European scholarly interest in Iranian language and civilization dates back to the late eighteenth century, with the emergence of comparative Indo-European linguistics and the translation of the Avesta by French scholar Abraham Hyacinthe Anquetil-Duperron. British interest in Persian was spurred by the fact that it was the administrative language of much of India; German scholars were attracted by the purported cultural links with Iran as a fellow "Aryan civilization".
The major European scholarly organization devoted to Iranian Studies is the Societas Iranologica Europea. The London-based Iran Heritage Foundation supports Iranian studies at several universities and sponsors a wide range of public cultural events.
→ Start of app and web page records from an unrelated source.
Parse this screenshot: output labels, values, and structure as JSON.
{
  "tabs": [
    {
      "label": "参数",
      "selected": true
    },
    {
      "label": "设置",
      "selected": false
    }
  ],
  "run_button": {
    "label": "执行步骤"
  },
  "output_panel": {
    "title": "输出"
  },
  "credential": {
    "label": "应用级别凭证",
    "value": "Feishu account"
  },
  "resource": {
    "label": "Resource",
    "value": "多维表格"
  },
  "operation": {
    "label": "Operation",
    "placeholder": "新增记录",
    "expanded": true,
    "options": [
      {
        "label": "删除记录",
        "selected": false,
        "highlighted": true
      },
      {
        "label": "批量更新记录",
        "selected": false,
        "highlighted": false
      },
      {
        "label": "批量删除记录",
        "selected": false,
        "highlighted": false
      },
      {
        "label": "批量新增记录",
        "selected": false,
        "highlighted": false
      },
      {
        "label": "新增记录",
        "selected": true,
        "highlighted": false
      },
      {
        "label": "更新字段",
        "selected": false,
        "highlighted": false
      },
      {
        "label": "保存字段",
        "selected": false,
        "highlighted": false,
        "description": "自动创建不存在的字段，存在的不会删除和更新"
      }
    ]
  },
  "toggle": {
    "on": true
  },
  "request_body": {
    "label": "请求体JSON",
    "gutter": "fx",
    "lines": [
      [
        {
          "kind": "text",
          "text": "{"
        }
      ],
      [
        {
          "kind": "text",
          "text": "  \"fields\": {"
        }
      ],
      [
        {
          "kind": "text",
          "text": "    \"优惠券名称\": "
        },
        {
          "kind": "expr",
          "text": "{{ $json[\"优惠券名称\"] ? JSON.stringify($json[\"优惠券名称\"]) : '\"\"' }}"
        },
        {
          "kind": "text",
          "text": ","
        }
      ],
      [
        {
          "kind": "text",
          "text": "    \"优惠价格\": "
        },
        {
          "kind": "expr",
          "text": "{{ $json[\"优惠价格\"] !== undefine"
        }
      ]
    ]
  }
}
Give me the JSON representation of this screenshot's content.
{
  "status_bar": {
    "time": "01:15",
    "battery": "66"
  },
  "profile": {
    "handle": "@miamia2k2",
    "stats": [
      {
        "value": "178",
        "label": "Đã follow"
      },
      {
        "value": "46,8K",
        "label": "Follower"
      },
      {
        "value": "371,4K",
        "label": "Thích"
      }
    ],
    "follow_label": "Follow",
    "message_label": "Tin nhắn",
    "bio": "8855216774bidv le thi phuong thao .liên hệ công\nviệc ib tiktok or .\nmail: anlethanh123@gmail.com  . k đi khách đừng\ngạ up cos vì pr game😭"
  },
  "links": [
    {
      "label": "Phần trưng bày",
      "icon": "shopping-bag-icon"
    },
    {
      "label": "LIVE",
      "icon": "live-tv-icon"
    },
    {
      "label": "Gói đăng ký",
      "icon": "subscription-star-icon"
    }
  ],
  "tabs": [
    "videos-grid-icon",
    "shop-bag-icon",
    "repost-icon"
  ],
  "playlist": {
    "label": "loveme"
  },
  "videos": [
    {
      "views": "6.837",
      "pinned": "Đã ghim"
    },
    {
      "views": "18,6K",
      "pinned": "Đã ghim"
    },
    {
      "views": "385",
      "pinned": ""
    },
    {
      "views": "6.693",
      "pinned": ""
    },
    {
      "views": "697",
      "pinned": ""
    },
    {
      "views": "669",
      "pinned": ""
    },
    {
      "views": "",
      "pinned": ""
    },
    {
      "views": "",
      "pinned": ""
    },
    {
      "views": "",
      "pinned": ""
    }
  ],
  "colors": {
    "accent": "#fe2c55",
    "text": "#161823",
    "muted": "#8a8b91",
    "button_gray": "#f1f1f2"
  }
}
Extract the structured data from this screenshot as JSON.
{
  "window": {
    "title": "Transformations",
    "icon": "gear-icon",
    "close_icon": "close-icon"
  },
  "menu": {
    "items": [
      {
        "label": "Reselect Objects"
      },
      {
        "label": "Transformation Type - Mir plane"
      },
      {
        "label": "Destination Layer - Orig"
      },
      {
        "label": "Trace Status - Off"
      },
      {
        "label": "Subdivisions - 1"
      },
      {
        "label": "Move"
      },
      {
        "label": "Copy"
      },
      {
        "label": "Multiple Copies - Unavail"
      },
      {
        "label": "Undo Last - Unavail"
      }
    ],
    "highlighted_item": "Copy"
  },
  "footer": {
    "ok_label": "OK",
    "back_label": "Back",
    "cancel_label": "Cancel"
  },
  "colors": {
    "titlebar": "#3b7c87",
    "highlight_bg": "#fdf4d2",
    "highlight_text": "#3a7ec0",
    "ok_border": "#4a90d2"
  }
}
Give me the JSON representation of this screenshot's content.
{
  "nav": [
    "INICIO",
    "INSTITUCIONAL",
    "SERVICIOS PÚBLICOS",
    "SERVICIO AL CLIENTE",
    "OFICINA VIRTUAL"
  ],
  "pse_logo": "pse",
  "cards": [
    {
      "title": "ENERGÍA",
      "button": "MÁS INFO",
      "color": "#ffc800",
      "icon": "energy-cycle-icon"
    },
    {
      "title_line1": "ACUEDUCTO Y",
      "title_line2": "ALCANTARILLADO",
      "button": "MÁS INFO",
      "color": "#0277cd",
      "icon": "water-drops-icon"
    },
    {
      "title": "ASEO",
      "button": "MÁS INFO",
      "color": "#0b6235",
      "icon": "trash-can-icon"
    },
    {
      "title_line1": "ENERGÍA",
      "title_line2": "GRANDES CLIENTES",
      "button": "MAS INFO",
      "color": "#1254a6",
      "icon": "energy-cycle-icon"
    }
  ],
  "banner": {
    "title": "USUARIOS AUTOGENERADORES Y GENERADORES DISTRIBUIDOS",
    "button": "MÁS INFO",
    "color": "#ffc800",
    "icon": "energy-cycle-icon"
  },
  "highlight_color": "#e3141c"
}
The first major American Iranist was Columbia University Professor A. V. Williams Jackson (1862-1937), a scholar of Indo-Iranian languages who is known for producing a grammar of the Avestan language. During the 1950s Richard Frye developed Iranian Studies at Harvard. An Iranian Studies program was created at UCLA in 1963 in the Department of Near Eastern Languages and Cultures (NELC) that was established by Wolf Leslau a few years before, in 1959. The doctoral Program at UCLA (now the largest program in North America), was the home institution of Professor emeritus Hanns-Peter Schmidt who used to read Old Iranian and Old Indic (Indo-Iranistik), and is now led by M. Rahim Shayegan who also specializes in Ancient Iran. Other Universities where Iranian Studies are offered include the University of Chicago; Princeton University; Indiana University, Bloomington; and the University of Toronto. The Society for Iranian Studies (now the International Society for Iranian Studies) was founded by a group of Iranian graduate students in 1967 and began producing a journal, Iranian Studies. The field expanded considerably during the 1970s, with a number of Americans having served in the Peace Corps in Iran taking up academic positions. Close relations between Iran and the US facilitated the growth of academic programs as well as the Asia Institute in Shiraz and the American Institute of Iranian Studies.
The 1979 revolution initially reversed this trend; American academic centers in Iran were closed and their assets seized. Over the past three decades, lack of funding and the difficulty of research travel to Iran have been major obstacles to scholars based in North America. Nevertheless, the field has seen some important achievements such as the monumental Encyclopedia Iranica project led by retired Columbia University professor Ehsan Yarshater. In recent years several new centers for Iranian Studies have been established, notably at the University of California-Irvine, which is the first and oldest center established in the UC system, and the University of Maryland. Iranian Studies "initiatives" have been launched at the University of Toronto and the University of Oklahoma.
(Some of these authors have also written articles for the Encyclopædia Iranica)